“…How to Mistake Your _____ for a ____” (a nod to one of neurologist Oliver Sack’s books on brain function, The Man Who Mistook His Wife for a Hat)… requires two participants to kneel on red velvet pillows, facing each other across a pedestal. After each dons an exquisitely crafted hat (one made from rabbit fur and a blowfish, the other woven sinew), the subjects gaze into a small mirror set at eye level in a rack of laboratory pipettes. When focusing on the mirror the participants see themselves. But as their vision shifts and refocuses, their eyes appear to be superimposed on the other’s face, as if a part of them had been cloned and grafted onto their partner. The pipettes contain human, animal and plant matter, serving as a reminder of the insidiousness of genetic modification. Perhaps Outlaw is not only questioning the scientific advances of the present but providing us a glimpse of the future.”  —  Excerpt from Rebecca Dimling Cochran’s review of Outlaw’s show Witches Brew at Whitespace Gallery in Art in America, p 102-103, Oct. 2011

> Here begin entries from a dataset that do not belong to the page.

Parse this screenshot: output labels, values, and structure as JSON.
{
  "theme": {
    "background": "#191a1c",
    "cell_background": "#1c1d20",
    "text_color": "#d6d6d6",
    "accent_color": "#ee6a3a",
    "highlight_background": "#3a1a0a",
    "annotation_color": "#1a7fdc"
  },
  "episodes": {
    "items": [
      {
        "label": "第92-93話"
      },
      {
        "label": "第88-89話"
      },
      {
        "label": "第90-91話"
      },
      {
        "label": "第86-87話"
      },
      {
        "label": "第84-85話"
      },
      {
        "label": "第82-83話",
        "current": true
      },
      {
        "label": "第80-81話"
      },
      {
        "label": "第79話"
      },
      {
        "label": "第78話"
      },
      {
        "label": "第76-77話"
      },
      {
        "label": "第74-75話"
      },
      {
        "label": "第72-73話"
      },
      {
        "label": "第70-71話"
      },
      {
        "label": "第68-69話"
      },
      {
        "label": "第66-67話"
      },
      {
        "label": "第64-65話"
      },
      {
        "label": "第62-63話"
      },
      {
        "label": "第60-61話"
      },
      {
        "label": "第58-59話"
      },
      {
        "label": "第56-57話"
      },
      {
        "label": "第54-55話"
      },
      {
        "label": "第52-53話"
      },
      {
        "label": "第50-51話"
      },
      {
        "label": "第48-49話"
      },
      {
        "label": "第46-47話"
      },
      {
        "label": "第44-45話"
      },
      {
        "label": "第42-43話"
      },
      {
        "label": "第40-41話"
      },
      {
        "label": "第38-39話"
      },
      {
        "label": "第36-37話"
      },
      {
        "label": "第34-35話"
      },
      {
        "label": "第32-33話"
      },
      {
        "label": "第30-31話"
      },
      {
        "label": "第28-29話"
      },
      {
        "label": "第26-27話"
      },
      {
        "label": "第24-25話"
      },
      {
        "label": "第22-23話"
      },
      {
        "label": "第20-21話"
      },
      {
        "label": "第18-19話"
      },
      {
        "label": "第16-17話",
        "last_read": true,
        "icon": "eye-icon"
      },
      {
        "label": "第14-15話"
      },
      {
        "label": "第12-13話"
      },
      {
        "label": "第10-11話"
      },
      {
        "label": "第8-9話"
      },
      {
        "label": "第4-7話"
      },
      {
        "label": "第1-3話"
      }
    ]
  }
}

How to Mistake Your_____ for a _____” ( 2011), is a kind of altar covered in red velvet with two steps on either side. Participants kneel, don a headdress—one of woven rawhide, the other fashioned from a blowfish — and peer into a tiny mirror, the process reminiscent of an eye exam. But here participants see their own eyes on the face of the other. The work offers not only the uncustomary opportunity “to see yourself as others see you,” but also to play with almost limitless possibilities, such as, his lips, my eyes; his nose, my lips. A telling detail: the kneelers are made of memory foam, suggesting that each person leaves an imprint no matter how scrambled the images.”  —  Excerpt from Dorothy Joiner’s review of Outlaw’s exhibit Witches Brew at Whitespace Gallery in World Sculpture     Magazine, Vol. 17, No 4, 2011